One of the added attractions and selling points of Marshalltown has become the renovated and lively Orpheum Theater. Under the vision and enthusiastic leadership of Executive Director Pip Gordon, the outreach to the community continues to grow in ways too numerous to list. But after the article in the T-R spelling out the Orpheum's deficit budget, I am concerned about its future: its vision, its coffee shop, its outreach, its role in the development of East Main Street and the community.
The Iowa Valley Community College District committed to a long-term plan in supporting the vision of the Orpheum and aiding in its success. Chancellor Duree acknowledged the unique status the Orpheum has brought to Marshalltown. He also said "...the college leadership at the time the bond passed may not have been as forward-looking as it could have been when it comes to the budget and operation of the theater." The Orpheum was part of the $35 million IVCCD bond issue with $3 million going to renovation.The article did not mention how much of the bond issue money was also committed to getting the Orpheum launched. Surely there was money designated for preparing the facility, hiring staff, setting out a several year plan to accomplish the vision that such an undertaking requires. It takes several years for programs to get started, mature, find funding, grow support and become successful. The Orpheum was to have five to seven years to reach a sustainable success level. It is only into its third year.
I encourage IVCCD to honor its commitment to the Orpheum and supporters of the bond issue. Lack of foresight on the part of IVCCD should not result in premature abandonment of the program. I love the Orpheum. It has the best coffee in town. I'm addicted to its peanut butter wraps. I love taking a good book to read surrounded by the memorabilia that reminds me of growing up in Marshalltown. On a lonely Sunday afternoon, for a very low cost, I can watch a movie from the past.

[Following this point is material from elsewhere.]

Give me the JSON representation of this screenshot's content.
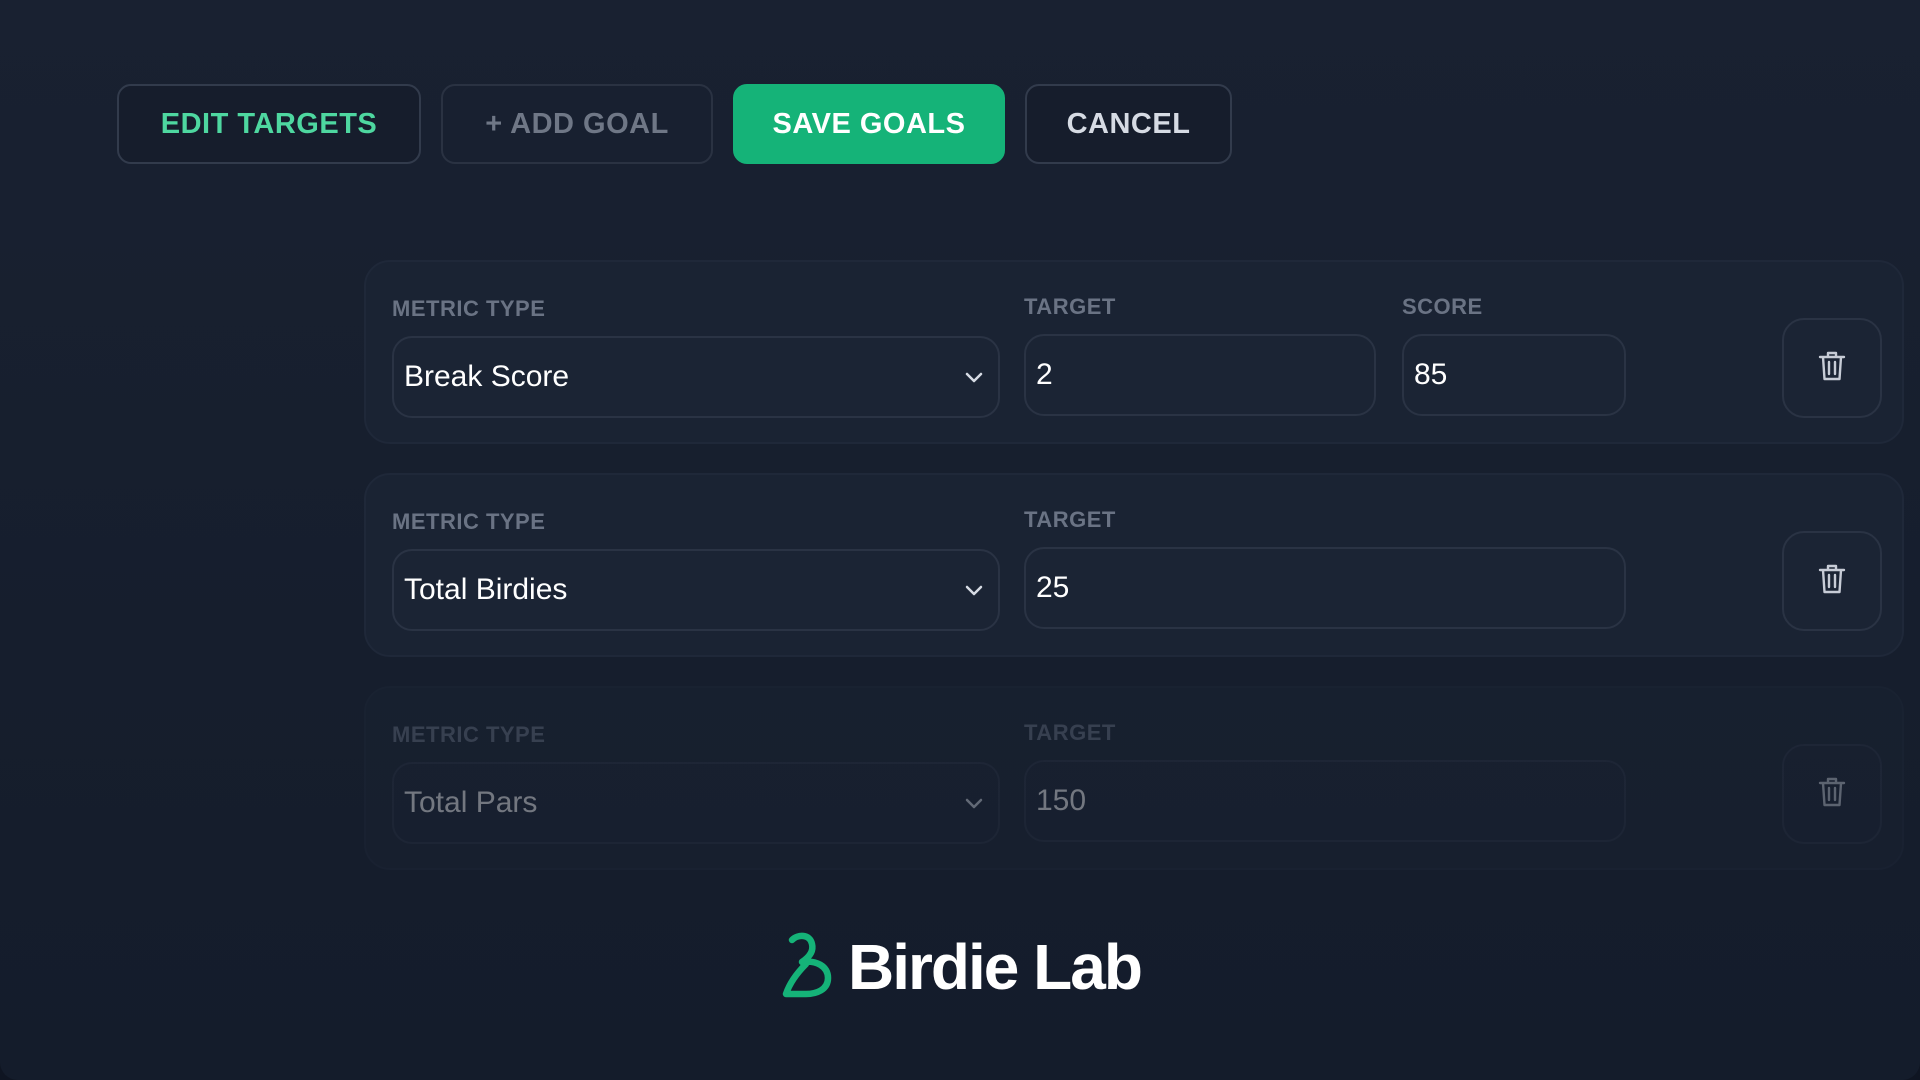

Without the theater and the supporting coffee shop, each providing the visual framework for what we call the Orpheum, it's like puncturing a balloon and looking at the shriveled-up blob and saying, "Well, we still have a balloon." I hope this is not the future of the Orpheum.